--- Available data ---

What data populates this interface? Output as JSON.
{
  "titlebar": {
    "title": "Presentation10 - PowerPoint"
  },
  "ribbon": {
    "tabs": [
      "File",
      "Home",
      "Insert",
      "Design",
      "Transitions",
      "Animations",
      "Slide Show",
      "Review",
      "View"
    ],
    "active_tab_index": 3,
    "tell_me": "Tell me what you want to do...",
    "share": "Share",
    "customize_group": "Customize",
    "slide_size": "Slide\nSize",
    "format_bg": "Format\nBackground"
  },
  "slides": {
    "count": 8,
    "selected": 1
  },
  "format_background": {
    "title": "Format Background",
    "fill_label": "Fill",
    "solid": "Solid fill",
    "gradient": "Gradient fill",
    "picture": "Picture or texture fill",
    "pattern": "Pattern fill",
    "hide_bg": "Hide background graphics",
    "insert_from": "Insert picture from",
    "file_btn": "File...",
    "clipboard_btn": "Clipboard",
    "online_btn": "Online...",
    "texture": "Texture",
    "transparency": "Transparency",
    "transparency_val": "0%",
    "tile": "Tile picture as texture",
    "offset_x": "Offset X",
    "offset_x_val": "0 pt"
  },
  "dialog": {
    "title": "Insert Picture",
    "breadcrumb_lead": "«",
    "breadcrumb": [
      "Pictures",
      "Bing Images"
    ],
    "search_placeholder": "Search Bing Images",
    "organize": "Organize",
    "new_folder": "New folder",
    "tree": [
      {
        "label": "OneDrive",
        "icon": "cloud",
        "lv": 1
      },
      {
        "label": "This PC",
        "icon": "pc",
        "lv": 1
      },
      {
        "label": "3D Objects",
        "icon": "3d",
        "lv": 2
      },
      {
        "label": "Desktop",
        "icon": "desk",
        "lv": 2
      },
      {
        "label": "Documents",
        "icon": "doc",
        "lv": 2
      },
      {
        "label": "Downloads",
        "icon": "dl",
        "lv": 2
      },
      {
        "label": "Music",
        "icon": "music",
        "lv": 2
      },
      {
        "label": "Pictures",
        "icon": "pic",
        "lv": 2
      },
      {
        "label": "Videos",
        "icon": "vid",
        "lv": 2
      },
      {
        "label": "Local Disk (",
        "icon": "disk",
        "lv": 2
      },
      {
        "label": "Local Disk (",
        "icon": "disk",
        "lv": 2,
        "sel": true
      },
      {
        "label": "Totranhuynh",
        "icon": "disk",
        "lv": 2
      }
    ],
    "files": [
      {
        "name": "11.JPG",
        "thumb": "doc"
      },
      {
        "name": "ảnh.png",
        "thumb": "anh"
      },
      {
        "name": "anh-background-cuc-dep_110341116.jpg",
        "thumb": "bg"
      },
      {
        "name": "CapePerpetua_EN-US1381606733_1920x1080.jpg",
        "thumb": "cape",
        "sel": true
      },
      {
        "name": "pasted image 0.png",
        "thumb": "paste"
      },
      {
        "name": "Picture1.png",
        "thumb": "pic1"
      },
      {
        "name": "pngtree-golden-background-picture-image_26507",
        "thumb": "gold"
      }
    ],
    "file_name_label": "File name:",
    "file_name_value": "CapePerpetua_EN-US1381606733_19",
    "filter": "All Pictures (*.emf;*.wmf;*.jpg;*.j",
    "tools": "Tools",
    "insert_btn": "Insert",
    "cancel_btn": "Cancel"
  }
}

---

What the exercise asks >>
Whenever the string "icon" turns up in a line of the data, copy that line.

Solution to this task >>
        "icon": "cloud",
        "icon": "pc",
        "icon": "3d",
        "icon": "desk",
        "icon": "doc",
        "icon": "dl",
        "icon": "music",
        "icon": "pic",
        "icon": "vid",
        "icon": "disk",
        "icon": "disk",
        "icon": "disk",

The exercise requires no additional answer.